Buccmaster is more than just a passive observer whose reminiscences about the old ways illustrate a fading society. He is a fighter, possibly touched with madness, and it is the complexities of his character, interlaced with his tales of what the "frenc" have done and how so many are falling in their fight to preserve their lives, that make The Wake such a fascinating read. The following passage, from near the end of the story, demonstrates well Kingsnorth's ability to imbue the coming calamity with a sense of urgency without ever abandoning the Anglo-Saxon origins of his synthetic "shadow tongue":
well there is naht else to do then but tac my sweord and use it as great weland had telt me to cwell them what has torn down all that we is in angland. this time grimcell is not fast enough he is not locan not thincan i wolde tac him on and no other cums betweon him and welands sweord. it gan cwic into him with a sound lic the cuttan of mete undor his sculdor and he calls out and locs at the blaed what has gan right through and cum out his baec and he wolde sae sum thing but his muth is all blud. i locs in his eages what is not agan me now not agan me no mor and i pulls out the blaed hard and he calls then lic a cilde and falls hard on to the fyr and for a sceorte moment he writhes lic an ael on the glaif and then he mofs no mor
well then there is all callan and runnan and roaran and annis mofs lic she wolde go to him but i tacs welands great sweord what is all ofer with his blud and i sae thu (p. 383)
There is a powerful economy of description here.

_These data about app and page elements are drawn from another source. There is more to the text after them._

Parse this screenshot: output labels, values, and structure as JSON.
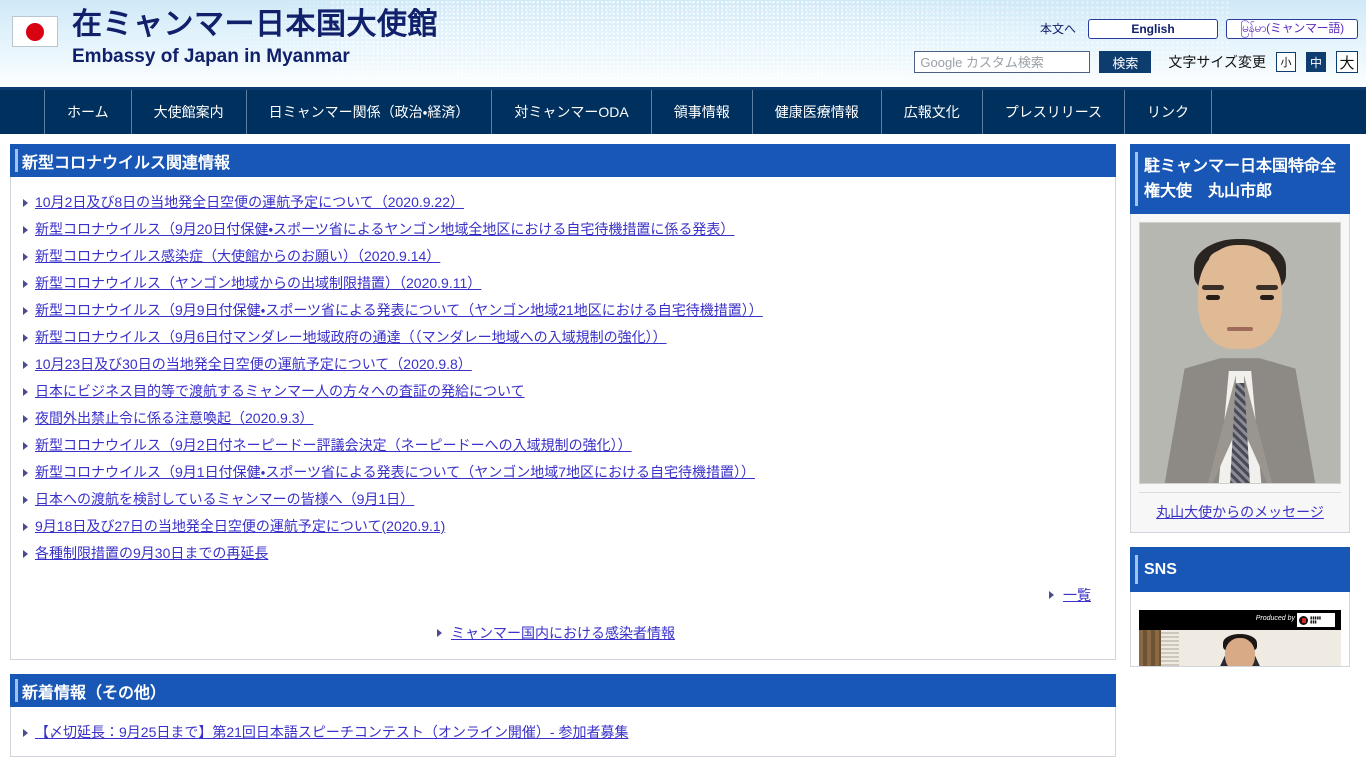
{
  "header": {
    "flag_icon": "japan-flag-icon",
    "title_jp": "在ミャンマー日本国大使館",
    "title_en": "Embassy of Japan in Myanmar",
    "skip_link": "本文へ",
    "lang_english": "English",
    "lang_myanmar": "မြန်မာ(ミャンマー語)",
    "search_placeholder": "Google カスタム検索",
    "search_value": "",
    "search_button": "検索",
    "fontsize_label": "文字サイズ変更",
    "fontsize_small": "小",
    "fontsize_medium": "中",
    "fontsize_large": "大",
    "fontsize_selected": "中"
  },
  "nav": {
    "items": [
      {
        "label": "ホーム"
      },
      {
        "label": "大使館案内"
      },
      {
        "label": "日ミャンマー関係（政治・経済）"
      },
      {
        "label": "対ミャンマーODA"
      },
      {
        "label": "領事情報"
      },
      {
        "label": "健康医療情報"
      },
      {
        "label": "広報文化"
      },
      {
        "label": "プレスリリース"
      },
      {
        "label": "リンク"
      }
    ]
  },
  "corona_section": {
    "title": "新型コロナウイルス関連情報",
    "items": [
      {
        "label": "10月2日及び8日の当地発全日空便の運航予定について（2020.9.22）"
      },
      {
        "label": "新型コロナウイルス（9月20日付保健・スポーツ省によるヤンゴン地域全地区における自宅待機措置に係る発表）"
      },
      {
        "label": "新型コロナウイルス感染症（大使館からのお願い）（2020.9.14）"
      },
      {
        "label": "新型コロナウイルス（ヤンゴン地域からの出域制限措置）（2020.9.11）"
      },
      {
        "label": "新型コロナウイルス（9月9日付保健・スポーツ省による発表について（ヤンゴン地域21地区における自宅待機措置））"
      },
      {
        "label": "新型コロナウイルス（9月6日付マンダレー地域政府の通達（（マンダレー地域への入域規制の強化））"
      },
      {
        "label": "10月23日及び30日の当地発全日空便の運航予定について（2020.9.8）"
      },
      {
        "label": "日本にビジネス目的等で渡航するミャンマー人の方々への査証の発給について"
      },
      {
        "label": "夜間外出禁止令に係る注意喚起（2020.9.3）"
      },
      {
        "label": "新型コロナウイルス（9月2日付ネーピードー評議会決定（ネーピードーへの入域規制の強化））"
      },
      {
        "label": "新型コロナウイルス（9月1日付保健・スポーツ省による発表について（ヤンゴン地域7地区における自宅待機措置））"
      },
      {
        "label": "日本への渡航を検討しているミャンマーの皆様へ（9月1日）"
      },
      {
        "label": "9月18日及び27日の当地発全日空便の運航予定について(2020.9.1)"
      },
      {
        "label": "各種制限措置の9月30日までの再延長"
      }
    ],
    "more_label": "一覧",
    "infection_link": "ミャンマー国内における感染者情報"
  },
  "news_section": {
    "title": "新着情報（その他）",
    "items": [
      {
        "label": "【〆切延長：9月25日まで】第21回日本語スピーチコンテスト（オンライン開催）- 参加者募集"
      }
    ]
  },
  "sidebar": {
    "ambassador": {
      "title": "駐ミャンマー日本国特命全権大使　丸山市郎",
      "photo_alt": "ambassador-portrait",
      "message_link": "丸山大使からのメッセージ"
    },
    "sns": {
      "title": "SNS",
      "video_produced_by": "Produced by"
    }
  },
  "colors": {
    "nav_bg": "#00305e",
    "section_header_bg": "#1857b5",
    "link": "#3a31c8",
    "header_gradient_top": "#cfe9f7",
    "flag_red": "#d90012",
    "brand_text": "#11206b"
  }
}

Whereas a "modern" writer might try to convey this warrior having a sword run through him with a metaphor, Kingsnorth's Buccmaster recounts this with poetic redundancies. The sword goes quick into Weland with a sound akin to the cutting of meat, yes, but it is the "not agan" and "not agan" that reinforces the deadliness of this encounter. This is followed with "all callan and runnan and roaran," which gives the sense of a burst of immediate, helter-skelter action. In using this, Kingsnorth hearkens back not so much to Romantic accounts of medieval battle but to descriptions older than Mallory's Le Mort d'Arthur, to a time when such repetition comprised essential parts of heroic ballads. Kingsnorth recreates these motifs faithfully without ever making his narrative feel like a dull xerox of medieval legends.

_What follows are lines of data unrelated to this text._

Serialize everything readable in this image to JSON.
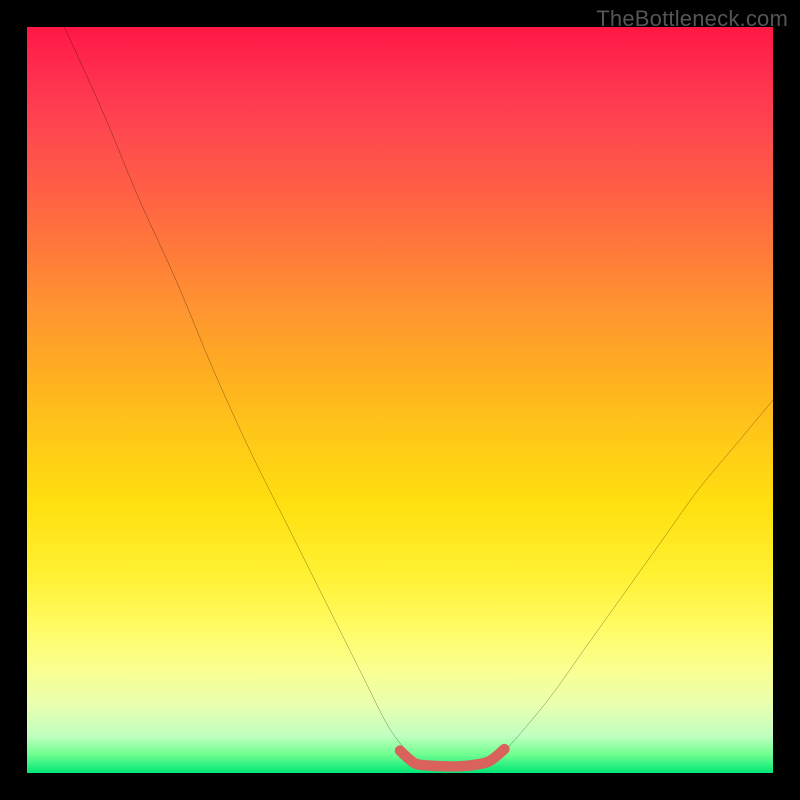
{
  "watermark": "TheBottleneck.com",
  "chart_data": {
    "type": "line",
    "title": "",
    "xlabel": "",
    "ylabel": "",
    "xlim": [
      0,
      100
    ],
    "ylim": [
      0,
      100
    ],
    "gradient_stops": [
      {
        "pos": 0,
        "color": "#ff1744"
      },
      {
        "pos": 6,
        "color": "#ff2d4f"
      },
      {
        "pos": 13,
        "color": "#ff4550"
      },
      {
        "pos": 22,
        "color": "#ff6045"
      },
      {
        "pos": 30,
        "color": "#ff7a3a"
      },
      {
        "pos": 38,
        "color": "#ff9530"
      },
      {
        "pos": 47,
        "color": "#ffb020"
      },
      {
        "pos": 55,
        "color": "#ffc818"
      },
      {
        "pos": 64,
        "color": "#ffe010"
      },
      {
        "pos": 73,
        "color": "#fff030"
      },
      {
        "pos": 80,
        "color": "#fffb60"
      },
      {
        "pos": 86,
        "color": "#fbff90"
      },
      {
        "pos": 91,
        "color": "#e8ffb0"
      },
      {
        "pos": 95,
        "color": "#c0ffc0"
      },
      {
        "pos": 97.5,
        "color": "#70ff90"
      },
      {
        "pos": 100,
        "color": "#00e676"
      }
    ],
    "series": [
      {
        "name": "black-curve",
        "color": "#000000",
        "x": [
          5,
          10,
          15,
          20,
          25,
          30,
          35,
          40,
          45,
          48,
          50,
          52,
          55,
          57,
          60,
          63,
          65,
          70,
          75,
          80,
          85,
          90,
          95,
          100
        ],
        "y": [
          100,
          89,
          77,
          66,
          54,
          43,
          33,
          23,
          13,
          7,
          4,
          2,
          1,
          1,
          1,
          2,
          4,
          10,
          17,
          24,
          31,
          38,
          44,
          50
        ]
      },
      {
        "name": "red-highlight",
        "color": "#d9625c",
        "x": [
          50,
          52,
          54,
          56,
          58,
          60,
          62,
          64
        ],
        "y": [
          3.0,
          1.3,
          1.0,
          0.9,
          0.9,
          1.1,
          1.6,
          3.2
        ]
      }
    ]
  }
}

The Wake certainly is one of the more original of the longlisted Booker Prize nominees. Its prose is challenging, yet once the reader becomes accustomed to its quaint rhythms, it becomes a very lyrical story, one which utilizes several narrative tricks not usually explored in novel form. Its protagonist, Buccmaster, is a surprisingly complex character, one whose thoughts and actions resonate with readers well after his final words are spoken. The themes, especially that of resistance in the face of an inevitable defeat, are presented well and are universal enough to address issues beyond those of late 11th century English society. Taken as a whole, The Wake is an impressive effort and certainly justifies further consideration from the Booker jury.